The data:
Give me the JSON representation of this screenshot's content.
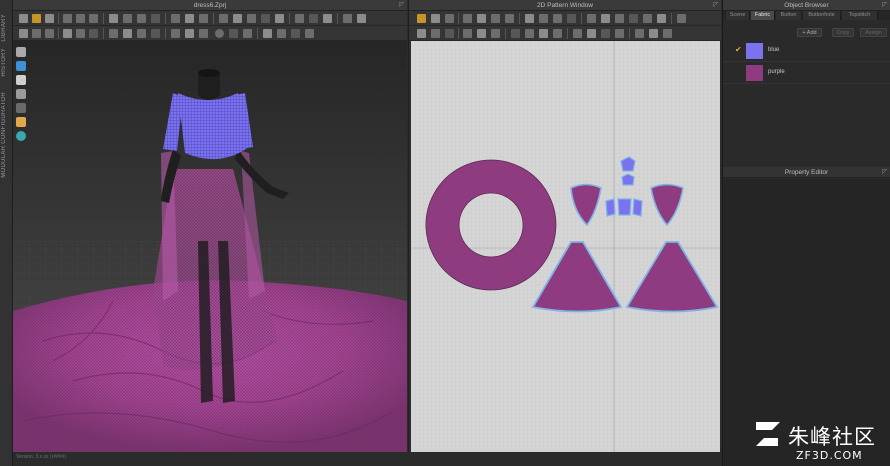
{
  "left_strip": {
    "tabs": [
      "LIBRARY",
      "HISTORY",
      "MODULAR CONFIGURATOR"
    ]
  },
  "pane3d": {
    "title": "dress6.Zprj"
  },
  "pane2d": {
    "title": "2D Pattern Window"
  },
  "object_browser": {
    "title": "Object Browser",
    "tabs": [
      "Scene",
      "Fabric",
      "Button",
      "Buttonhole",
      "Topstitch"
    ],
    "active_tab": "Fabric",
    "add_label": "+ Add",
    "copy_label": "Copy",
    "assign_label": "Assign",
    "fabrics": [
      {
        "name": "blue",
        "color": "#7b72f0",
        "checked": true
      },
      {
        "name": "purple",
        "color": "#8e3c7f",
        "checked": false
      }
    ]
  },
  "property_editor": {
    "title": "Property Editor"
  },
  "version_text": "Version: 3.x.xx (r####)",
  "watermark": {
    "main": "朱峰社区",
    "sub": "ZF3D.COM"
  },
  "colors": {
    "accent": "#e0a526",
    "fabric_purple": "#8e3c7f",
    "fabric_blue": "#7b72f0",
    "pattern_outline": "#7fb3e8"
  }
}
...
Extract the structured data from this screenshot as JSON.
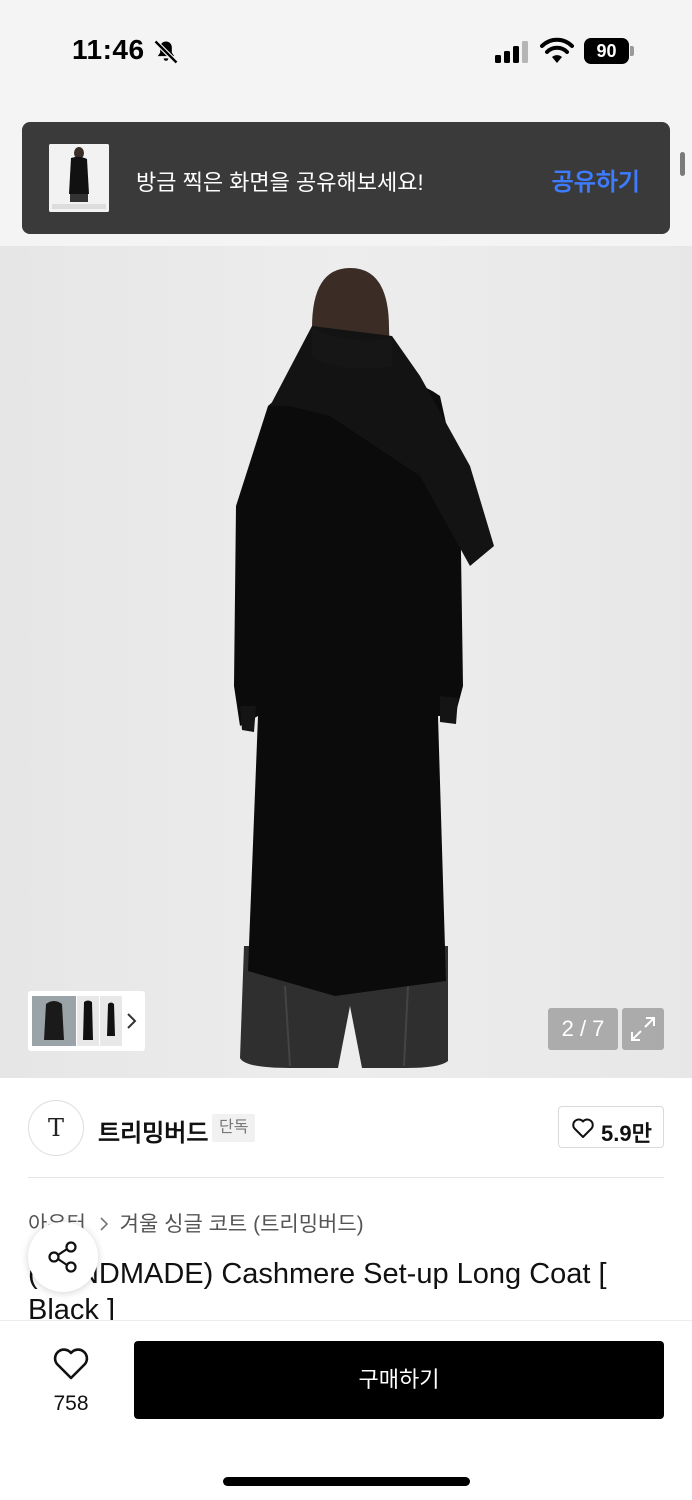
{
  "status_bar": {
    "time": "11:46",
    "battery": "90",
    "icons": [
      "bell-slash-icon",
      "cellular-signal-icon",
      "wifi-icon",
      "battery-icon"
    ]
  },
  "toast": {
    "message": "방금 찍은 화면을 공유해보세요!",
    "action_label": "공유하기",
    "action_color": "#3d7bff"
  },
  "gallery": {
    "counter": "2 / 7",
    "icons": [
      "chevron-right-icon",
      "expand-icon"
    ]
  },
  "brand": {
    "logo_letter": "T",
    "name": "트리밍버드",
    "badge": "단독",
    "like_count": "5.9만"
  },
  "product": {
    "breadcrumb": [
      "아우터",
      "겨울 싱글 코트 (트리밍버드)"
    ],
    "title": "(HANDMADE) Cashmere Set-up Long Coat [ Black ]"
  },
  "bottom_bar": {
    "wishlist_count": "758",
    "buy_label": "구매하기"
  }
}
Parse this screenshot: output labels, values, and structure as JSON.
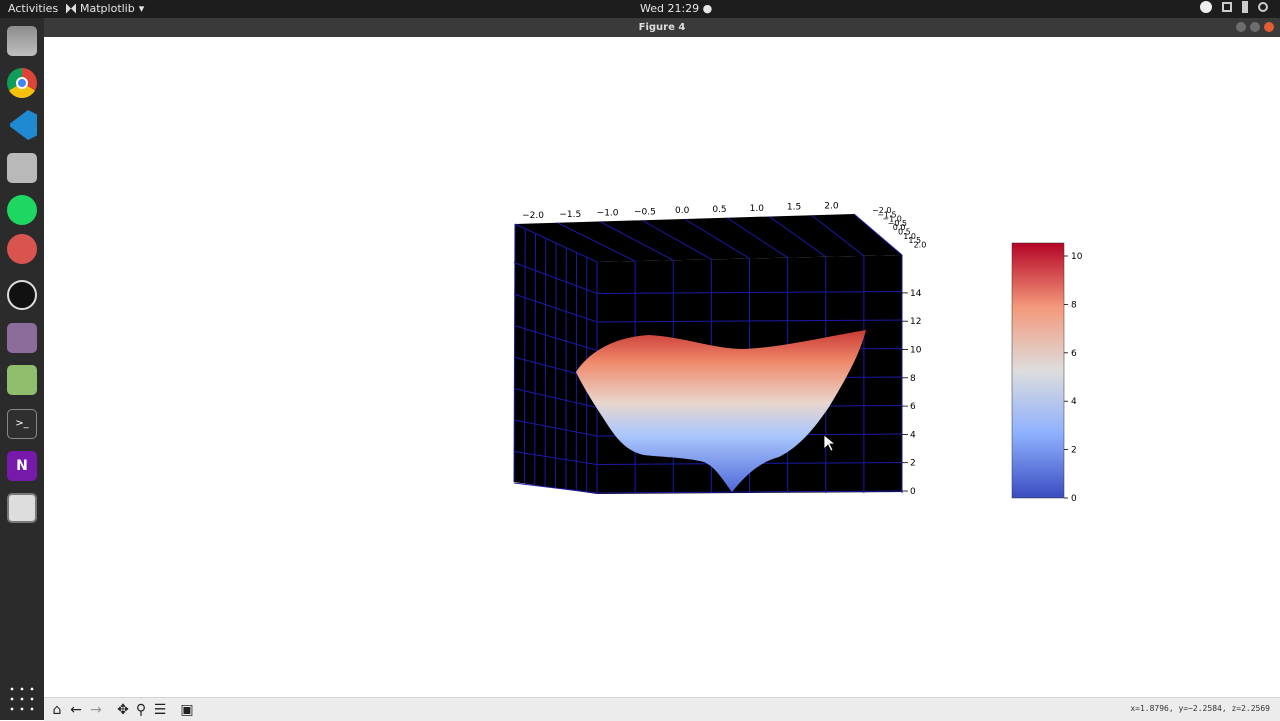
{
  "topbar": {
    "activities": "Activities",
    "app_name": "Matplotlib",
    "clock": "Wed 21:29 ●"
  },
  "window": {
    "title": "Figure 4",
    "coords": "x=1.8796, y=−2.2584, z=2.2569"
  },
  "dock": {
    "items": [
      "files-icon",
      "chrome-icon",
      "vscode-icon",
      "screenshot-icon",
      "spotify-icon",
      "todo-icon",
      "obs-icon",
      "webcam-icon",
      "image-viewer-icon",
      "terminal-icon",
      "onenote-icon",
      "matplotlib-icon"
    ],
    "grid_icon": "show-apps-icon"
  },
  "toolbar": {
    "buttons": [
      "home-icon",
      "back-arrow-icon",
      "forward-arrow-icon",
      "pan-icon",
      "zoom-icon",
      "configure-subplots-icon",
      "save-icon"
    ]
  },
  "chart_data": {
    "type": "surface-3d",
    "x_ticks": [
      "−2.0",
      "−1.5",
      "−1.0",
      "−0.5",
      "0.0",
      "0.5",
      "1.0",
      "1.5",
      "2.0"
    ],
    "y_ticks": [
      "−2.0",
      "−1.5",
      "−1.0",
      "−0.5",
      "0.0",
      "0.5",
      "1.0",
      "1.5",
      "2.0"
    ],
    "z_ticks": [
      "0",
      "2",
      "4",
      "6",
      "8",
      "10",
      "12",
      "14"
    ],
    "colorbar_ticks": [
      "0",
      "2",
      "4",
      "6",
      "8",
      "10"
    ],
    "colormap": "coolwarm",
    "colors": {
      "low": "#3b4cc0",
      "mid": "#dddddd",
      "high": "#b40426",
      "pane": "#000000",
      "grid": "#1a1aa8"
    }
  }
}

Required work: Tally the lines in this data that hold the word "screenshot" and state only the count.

Result: 4